Common Russian traditions include bathing in ice water at Epiphany, celebrating the Russian New Year on Jan. 14 and celebrating Christmas in January. Other common traditions include the festival of Maslenitsa and a Winter Festival held between December and January.
The Russian New Year date is based on an older tradition, and festivities centered around the holiday include the lighting of a New Year's tree and a visit from Ded Moroz, also known as the Russian Santa Claus. Sviatki is also known as Russian Christmastide and occurs from Jan. 7 through Jan. 19. Celebrations include old traditions, such as fortune telling and carolling. The religious tradition of bathing in icy water at the height of Sviatki, also known as Epiphany, is believed to be magical.
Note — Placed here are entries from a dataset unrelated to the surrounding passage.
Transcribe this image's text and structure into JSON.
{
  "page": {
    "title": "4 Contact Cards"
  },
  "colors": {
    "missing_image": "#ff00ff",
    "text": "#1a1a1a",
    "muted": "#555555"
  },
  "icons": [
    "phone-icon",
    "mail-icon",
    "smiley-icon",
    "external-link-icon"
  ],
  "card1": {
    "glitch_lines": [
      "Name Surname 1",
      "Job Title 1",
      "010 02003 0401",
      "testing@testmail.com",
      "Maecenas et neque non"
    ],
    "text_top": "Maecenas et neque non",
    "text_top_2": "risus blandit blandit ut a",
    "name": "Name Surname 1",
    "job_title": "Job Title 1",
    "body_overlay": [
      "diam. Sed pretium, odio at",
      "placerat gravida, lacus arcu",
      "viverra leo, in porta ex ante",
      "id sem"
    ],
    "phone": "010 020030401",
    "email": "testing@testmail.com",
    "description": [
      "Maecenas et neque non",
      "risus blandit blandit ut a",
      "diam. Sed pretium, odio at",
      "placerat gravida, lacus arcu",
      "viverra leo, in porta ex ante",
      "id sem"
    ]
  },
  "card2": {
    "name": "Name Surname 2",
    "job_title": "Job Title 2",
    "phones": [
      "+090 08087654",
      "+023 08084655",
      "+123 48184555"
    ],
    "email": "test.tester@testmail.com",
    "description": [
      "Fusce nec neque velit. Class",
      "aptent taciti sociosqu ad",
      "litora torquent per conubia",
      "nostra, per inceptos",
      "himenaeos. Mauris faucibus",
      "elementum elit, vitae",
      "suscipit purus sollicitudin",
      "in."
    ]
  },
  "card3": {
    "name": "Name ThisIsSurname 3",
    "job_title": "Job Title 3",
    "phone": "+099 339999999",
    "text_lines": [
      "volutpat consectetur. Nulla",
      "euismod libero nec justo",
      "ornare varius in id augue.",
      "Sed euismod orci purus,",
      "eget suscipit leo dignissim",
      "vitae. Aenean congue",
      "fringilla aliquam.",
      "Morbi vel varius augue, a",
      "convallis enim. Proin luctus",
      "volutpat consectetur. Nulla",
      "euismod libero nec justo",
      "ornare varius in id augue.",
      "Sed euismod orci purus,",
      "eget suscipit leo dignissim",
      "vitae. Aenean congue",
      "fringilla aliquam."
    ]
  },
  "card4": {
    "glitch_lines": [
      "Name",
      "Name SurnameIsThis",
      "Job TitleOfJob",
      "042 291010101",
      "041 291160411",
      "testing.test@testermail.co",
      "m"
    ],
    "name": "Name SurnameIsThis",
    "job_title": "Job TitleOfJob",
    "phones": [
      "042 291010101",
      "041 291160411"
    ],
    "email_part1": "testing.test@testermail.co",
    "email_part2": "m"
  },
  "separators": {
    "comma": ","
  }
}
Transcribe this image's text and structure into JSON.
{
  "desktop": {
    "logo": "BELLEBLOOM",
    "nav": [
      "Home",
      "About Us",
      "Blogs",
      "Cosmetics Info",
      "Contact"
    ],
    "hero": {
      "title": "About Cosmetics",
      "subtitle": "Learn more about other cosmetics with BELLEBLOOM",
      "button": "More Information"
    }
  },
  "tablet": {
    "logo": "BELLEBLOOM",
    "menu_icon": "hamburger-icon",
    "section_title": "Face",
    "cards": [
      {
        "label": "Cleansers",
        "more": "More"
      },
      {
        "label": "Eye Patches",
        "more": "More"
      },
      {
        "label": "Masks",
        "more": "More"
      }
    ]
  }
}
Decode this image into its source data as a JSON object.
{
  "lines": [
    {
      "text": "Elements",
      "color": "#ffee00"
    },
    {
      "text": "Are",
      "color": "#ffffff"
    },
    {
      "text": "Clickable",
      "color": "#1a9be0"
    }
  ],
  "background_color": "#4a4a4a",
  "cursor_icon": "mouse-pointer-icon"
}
Maslenitsa is the celebration of spring before Lent that includes special games for children. Mothers and grandmothers traditionally cook stacks of pancakes and the cities burn an effigy of Maslenitsa as a sign that winter is melting into spring. On Victory day, Russians commemorate the service of those who fought in World War I by throwing a huge military parade in Red Square. The Winter Festival is celebrated to help break up the hard Russian winter. The festival includes traditional Russian cuisine, troika rides and large ice sculptures, including giant ruble coins and a valenki felt boot.